We only have one or two written assignments per semester, so I keep those in separate folders. I always end up printing heaps of research for assignments so I prefer to keep them out of my regular class notes. If I need to refer back to them for something it’s a little easier to pull out the right part.

 

And then I have my giant placement folder. I keep copies of my placement evaluations and learning objectives in here, as well as copies of my clinical skills book. I have a record of every day that I attended placement, the hours I worked, and the names of my preceptors, as well as the guidelines for my scope of practice for every placement. If I get any handouts or take any notes I keep them in here as well. The folder is pretty full already after just one year so I might need to take a few bits out and store them somewhere else. Remember, it’s all about adapting to changes during your course!

I’m going on an adventure!

If you follow my facebook page or my instagram you’ll know that after years and years of dreaming, I have booked to go on an elective midwifery placement in Cambodia for six weeks in the summer of 2019.

 

I’ve been dreaming about this for as long as I’ve been dreaming about midwifery. I’ve looked at multiple companies and locations. Ultimately I decided to go with Work the World. They have no age limits, a good ethical history, and were so helpful with all my questions (of which there were many) before I actually dived in and booked.

So in March, just before my second placement block, I went ahead and booked my dream. I don’t think the reality of booking it really hit me until a few days later, then I started crying and literally hopping around the place with excitement! I think my parents still don’t really believe that I’m going but there is absolutely no stopping me now! Especially as one of my loveliest classmates has booked to come along with me on this amazing journey.

 

I feel incredibly lucky to be in a position to start this adventure off. Booking alone cost €350 and with extra costs like vaccinations and flights I can easily see this tipping into €4000 by the time it’s all added up. So I’ll be doing a lot of fundraisers over the next year to earn as much as I can. I’ve already done the 2018 Women’s Mini Marathon, splitting what I raised between my fund for this trip and the Rape Crisis North East centre. I’ve set up a GoFundMe (link here) where anyone and everyone can vote on whether I should shave my flame hair or save it. And I’m hoping to make use of my self care hobby – cross stitch!
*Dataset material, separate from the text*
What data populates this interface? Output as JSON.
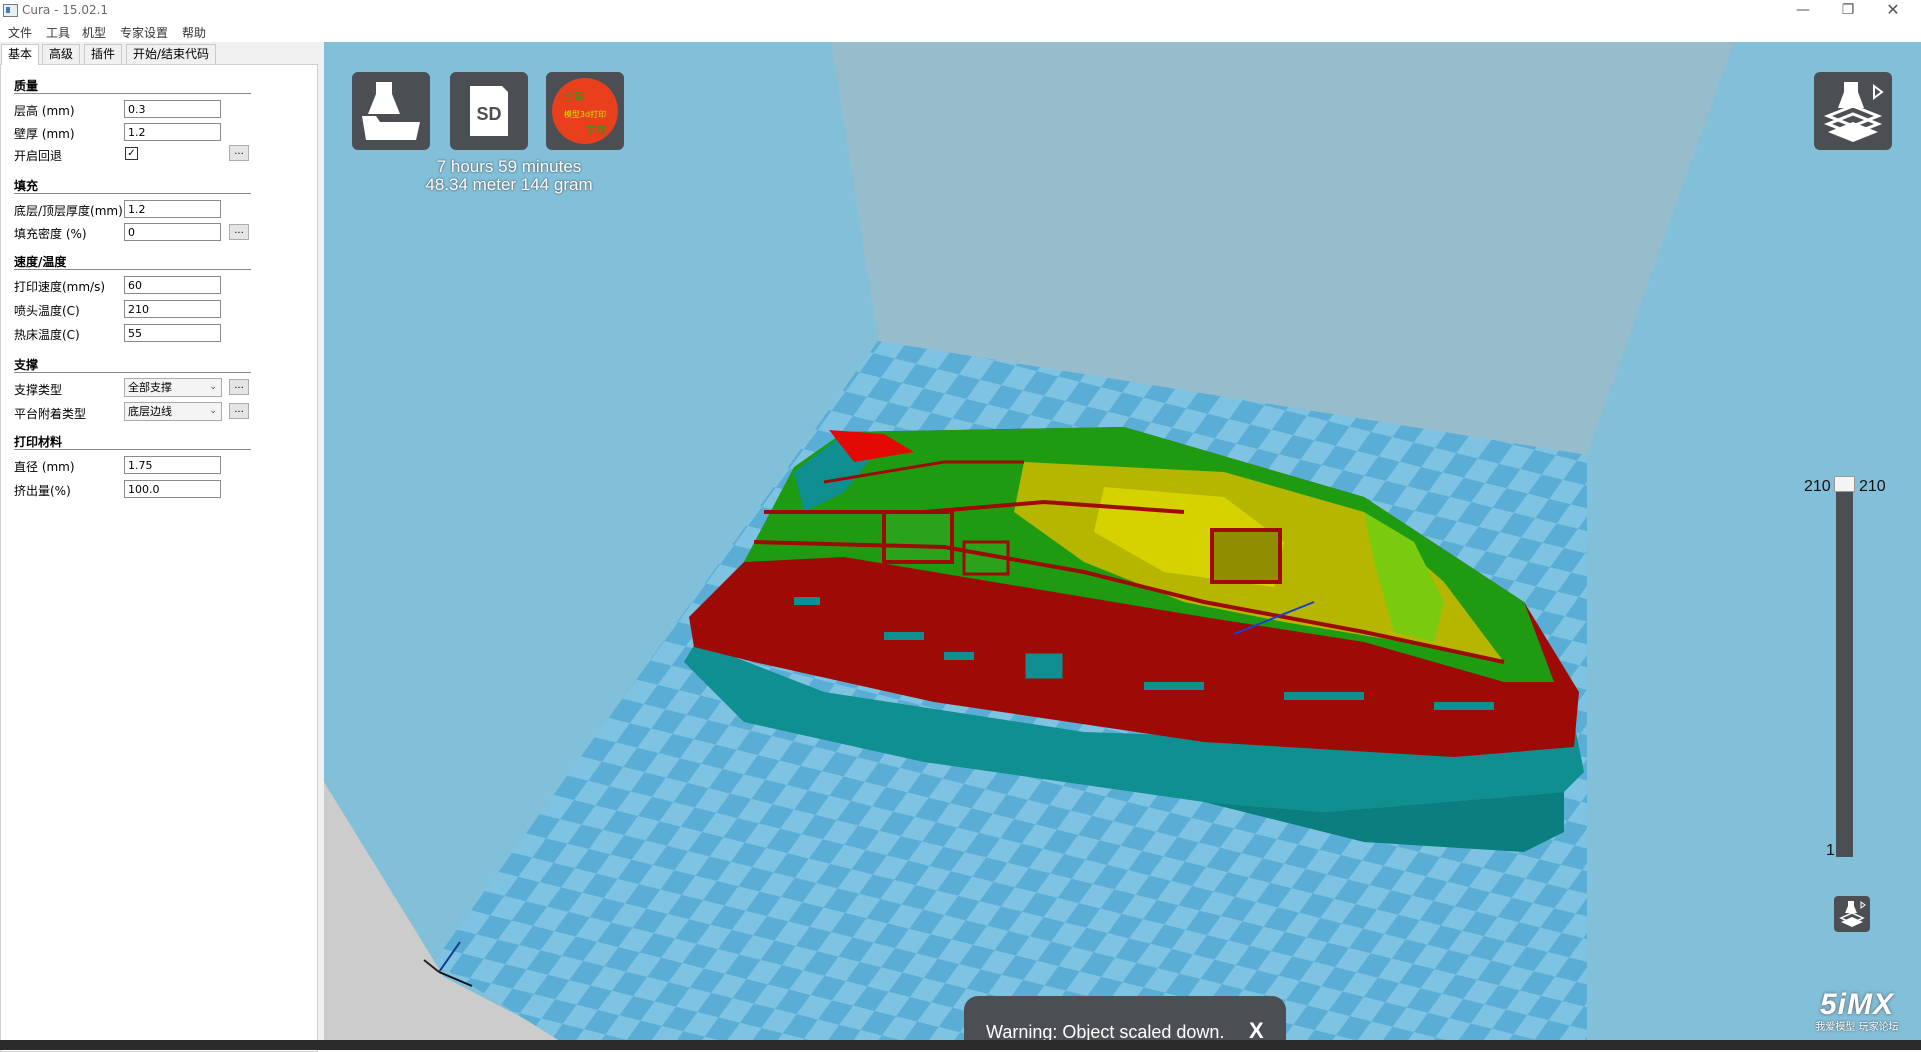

Cross stitch was something I detested in Junior Cert Home Ec, but I’ve learned to love it. It’s methodical, it’s routine, it’s hard to make a mistake. And it’s not an expensive or messy hobby, which is a bonus. A few girls in my class have asked me to make similar pieces for them so the little bit of extra money I make from them goes straight into my adventure savings!

 

I’ll keep updating as things develop but for the short and sweet versions make sure to follow our facebook page here